Help out in your local community or school garden. Christchurch has 35 community gardens(external link) and many more school gardens. They are great places to learn about food growing and generally offer fresh produce to people who help out.

Consider your diet. Eat more vegetables, fruit and less red meat to help reduce your emissions footprint.

Planting trees

Trees absorb carbon dioxide and convert it into sugars that help them grow, so planting trees is one of the most valuable ways to remove emissions from the atmosphere.

  • You could volunteer to help with tree-planting days and ongoing maintenance to ensure trees grow well. Volunteer days are fun and really rewarding and you’ll work alongside like-minded people. Register your interest.(external link)

Talking with your whanāu and friends

Sharing your own story and starting conversations about what we can all be doing to reduce our emissions has a positive impact.

Working together creates collective action at a community level, which in turn puts pressure on businesses, large organisations and governments to make the large-scale changes that need to happen.

Be prepared

Make a household plan(external link) to respond to risks and natural hazards such as extreme weather events, drought, fire and flooding.

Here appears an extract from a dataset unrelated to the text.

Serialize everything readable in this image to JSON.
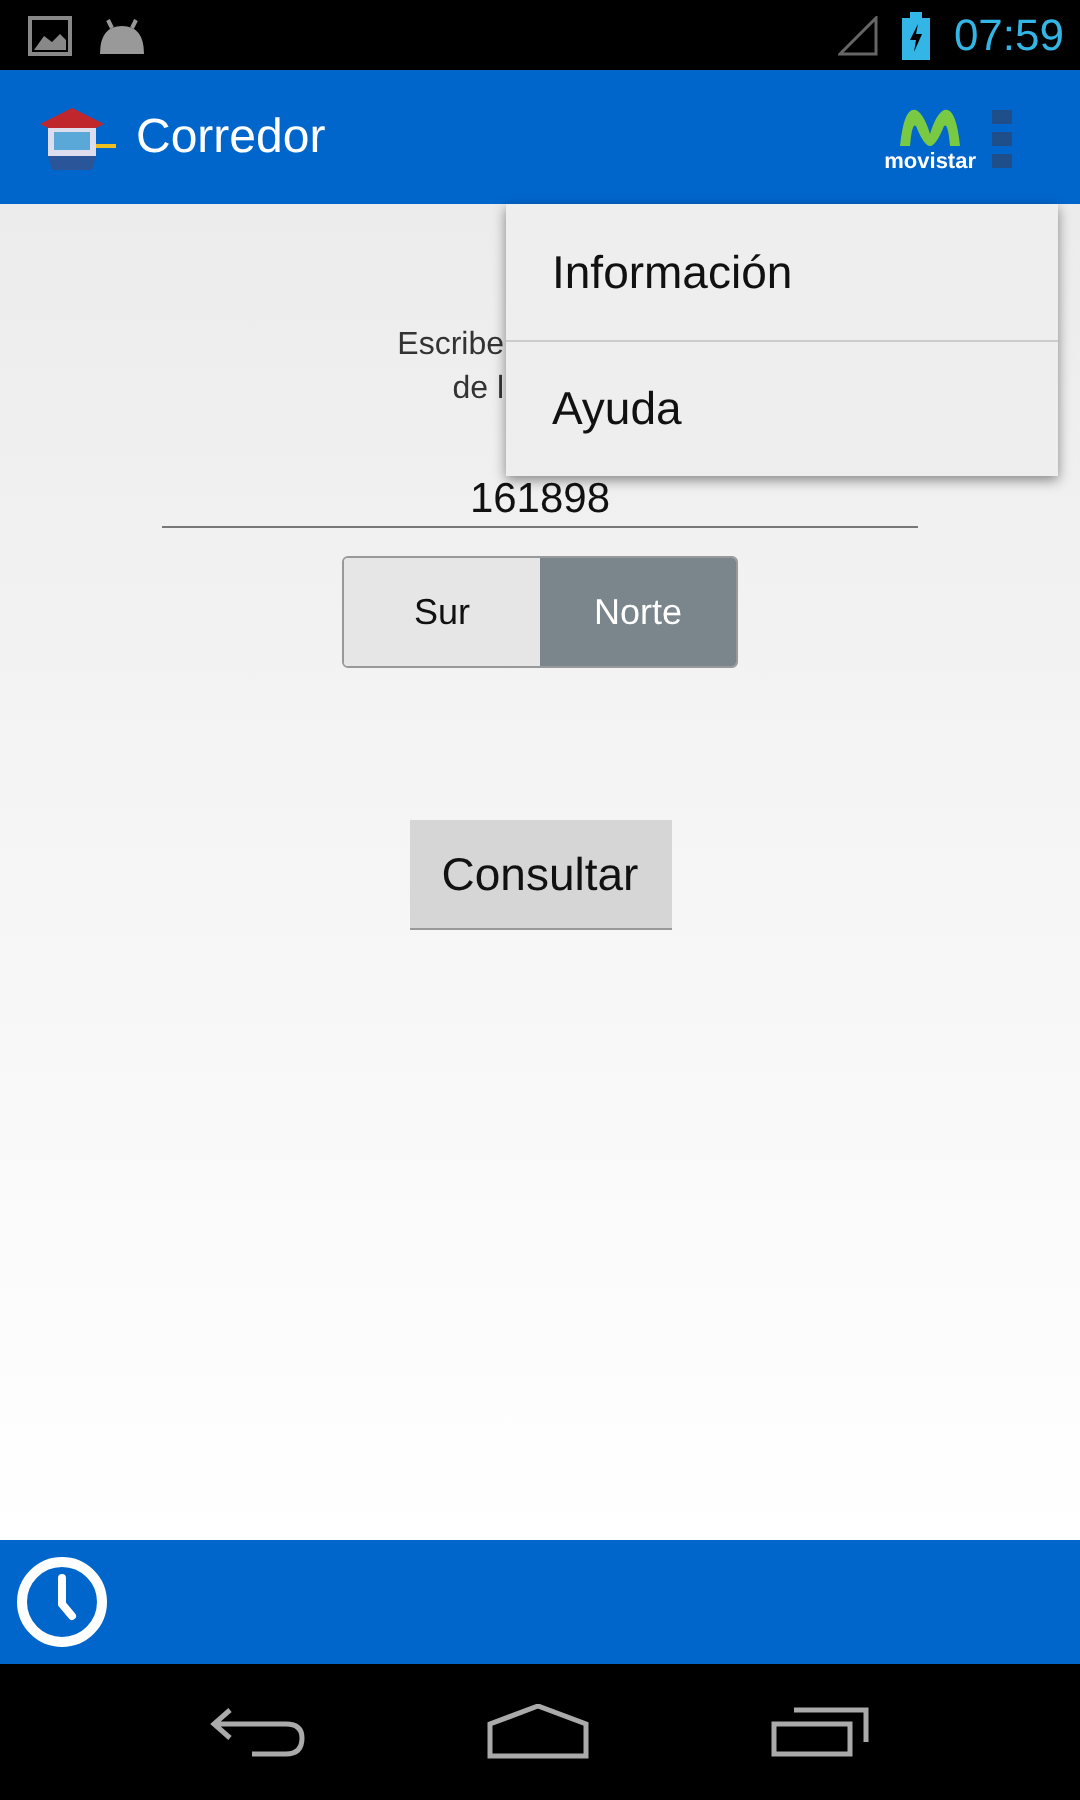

Our Be Prepared webpage(external link) has plenty of useful tips and things to consider to help ensure you and your loved ones are ready for an emergency at home, work, at school and in your community.

Getting around

Collectively, petrol and diesel vehicles are our biggest sources of emissions. Walking or going by bike, bus, scooter, ride-share or an elective vehicle (EV) instead are all ways to help, and can also save time and money. Even if you start with just one low-emission trip a week, it all counts. 

For businesses

Businesses and consumers can take steps to reduce their carbon footprint, save money and be more energy-efficient. Consider changing the vehicles in your fleet, updating the power-hungry equipment in your office, buying from environmentally-friendly local suppliers or encouraging your staff to carpool.

Here are some handy resources.

For schools

Our tamariki and rangatahi are the leaders of tomorrow. The Learning Through Action programme encourages students to get creative and find innovative ideas for meaningful climate action.

The safe and sustainable school travel programme is designed to support schools in making travelling to school safer. More children walking and biking helps to lower carbon emissions, and is great exercise.

Enviroschools is an environmental action-based programme where young people are encouraged to design and lead sustainability projects in their schools and community.

More resources

Climate change at school: resources for teachers and students | Ministry for the Environment(external link)

Keen to know more?

There are heaps of handy resources online with tips for what you can do to lower your emissions. Visit GenLess (external link)or It's Time Canterbury(external link)  for some ideas to get you started.